    Both sides traded punts before wide receiver Cameron Sandquist’s 21-yard return started the Elis on Princeton’s 34-yard line.

    Yale’s drive ended when Cargill was falling to the ground just outside the Princeton goal line. Just before he hit the ground, the ball popped out of Cargill’s hands into the end zone, where it was recovered by the Tigers.

    Powered by linebacker E.J. Conway’s ’15 6-yard sack of Michelsen, Yale’s defense forced a three-and-out by the Tigers after Cargill’s fumble. The fumble was Cargill’s third turnover of the game and sixth fumble of the season.

    Unable to move the ball on the next possession, Yale head coach Tony Reno called for a fake punt on fourth and five from the Princeton 38. Moyer’s pass fell incomplete, though, and the Elis turned the ball over on downs.

    The final quarter began with the Bulldogs and Elis again trading punts, then the Tigers began to drive once again.

    Starting on their own 31-yard line, the Tigers took six minutes to march down the field for first-and-goal on Yale’s 6. The Elis held Princeton on the first two plays, but on third down Epperly threw a fade to the back right corner for wide receiver

    Matt Costello.
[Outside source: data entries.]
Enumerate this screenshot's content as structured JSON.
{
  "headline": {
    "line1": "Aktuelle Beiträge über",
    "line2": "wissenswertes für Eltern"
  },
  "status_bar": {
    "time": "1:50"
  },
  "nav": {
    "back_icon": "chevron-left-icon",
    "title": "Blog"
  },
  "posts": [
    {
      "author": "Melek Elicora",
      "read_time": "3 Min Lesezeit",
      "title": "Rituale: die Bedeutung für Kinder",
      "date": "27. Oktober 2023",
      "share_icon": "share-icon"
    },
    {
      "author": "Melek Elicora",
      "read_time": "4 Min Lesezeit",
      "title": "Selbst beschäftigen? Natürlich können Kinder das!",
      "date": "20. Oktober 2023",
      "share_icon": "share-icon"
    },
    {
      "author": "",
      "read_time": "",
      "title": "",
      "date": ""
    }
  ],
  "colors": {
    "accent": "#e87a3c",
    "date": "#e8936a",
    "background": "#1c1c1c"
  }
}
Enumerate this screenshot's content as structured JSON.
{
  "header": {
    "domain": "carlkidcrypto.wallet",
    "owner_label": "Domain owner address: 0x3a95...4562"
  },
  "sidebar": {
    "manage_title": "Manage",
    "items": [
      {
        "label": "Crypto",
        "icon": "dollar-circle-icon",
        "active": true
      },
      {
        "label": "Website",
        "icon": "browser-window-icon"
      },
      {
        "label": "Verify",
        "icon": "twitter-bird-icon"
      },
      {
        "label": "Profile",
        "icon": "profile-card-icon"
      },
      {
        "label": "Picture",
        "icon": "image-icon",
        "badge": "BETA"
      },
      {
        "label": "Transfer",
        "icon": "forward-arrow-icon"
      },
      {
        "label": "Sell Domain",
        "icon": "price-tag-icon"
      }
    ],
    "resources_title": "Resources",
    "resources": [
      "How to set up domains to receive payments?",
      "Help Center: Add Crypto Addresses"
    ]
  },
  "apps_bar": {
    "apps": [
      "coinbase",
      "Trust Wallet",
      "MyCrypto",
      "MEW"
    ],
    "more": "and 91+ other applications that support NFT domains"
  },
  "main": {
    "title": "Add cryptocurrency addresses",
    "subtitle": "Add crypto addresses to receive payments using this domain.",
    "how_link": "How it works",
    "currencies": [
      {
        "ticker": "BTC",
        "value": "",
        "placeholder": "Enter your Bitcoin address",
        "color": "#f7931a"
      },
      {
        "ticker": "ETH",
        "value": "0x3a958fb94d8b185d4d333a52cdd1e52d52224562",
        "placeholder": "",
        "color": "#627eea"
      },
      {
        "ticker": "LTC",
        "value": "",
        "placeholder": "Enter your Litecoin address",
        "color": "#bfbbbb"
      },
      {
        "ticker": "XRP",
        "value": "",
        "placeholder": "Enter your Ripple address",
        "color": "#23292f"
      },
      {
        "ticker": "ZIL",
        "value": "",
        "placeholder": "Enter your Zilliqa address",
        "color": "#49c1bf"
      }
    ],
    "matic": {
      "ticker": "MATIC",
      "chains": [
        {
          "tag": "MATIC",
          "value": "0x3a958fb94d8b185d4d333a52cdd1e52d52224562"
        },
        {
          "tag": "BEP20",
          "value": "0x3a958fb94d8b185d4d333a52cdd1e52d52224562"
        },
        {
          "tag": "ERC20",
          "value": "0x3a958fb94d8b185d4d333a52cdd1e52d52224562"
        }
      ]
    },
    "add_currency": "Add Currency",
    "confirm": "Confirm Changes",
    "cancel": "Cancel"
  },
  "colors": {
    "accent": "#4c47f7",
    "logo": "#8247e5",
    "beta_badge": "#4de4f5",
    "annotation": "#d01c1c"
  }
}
The wideout leapt into the air and kept his feet in bounds to give the Tigers a 29-7 with 4:23 left in the game.

    The Elis just barely missed a touchdown yet again on the next drive. Faced with fourth and 12 from the Princeton’s 31-yard line, Furman threw deep down the left sideline for Wallace, but the referees called Wallace out of bounds in the end zone. The Tigers were then able to run the clock out on just their third win over Yale in the last 11 years.

    Furman finished the day 18-28 for 184 passing yards and a touchdown in addition to 28 rushing yards. Cargill paced Yale’s running attack with 101 yards on the ground. Sandquist led all receivers with nine catches for 103 yards.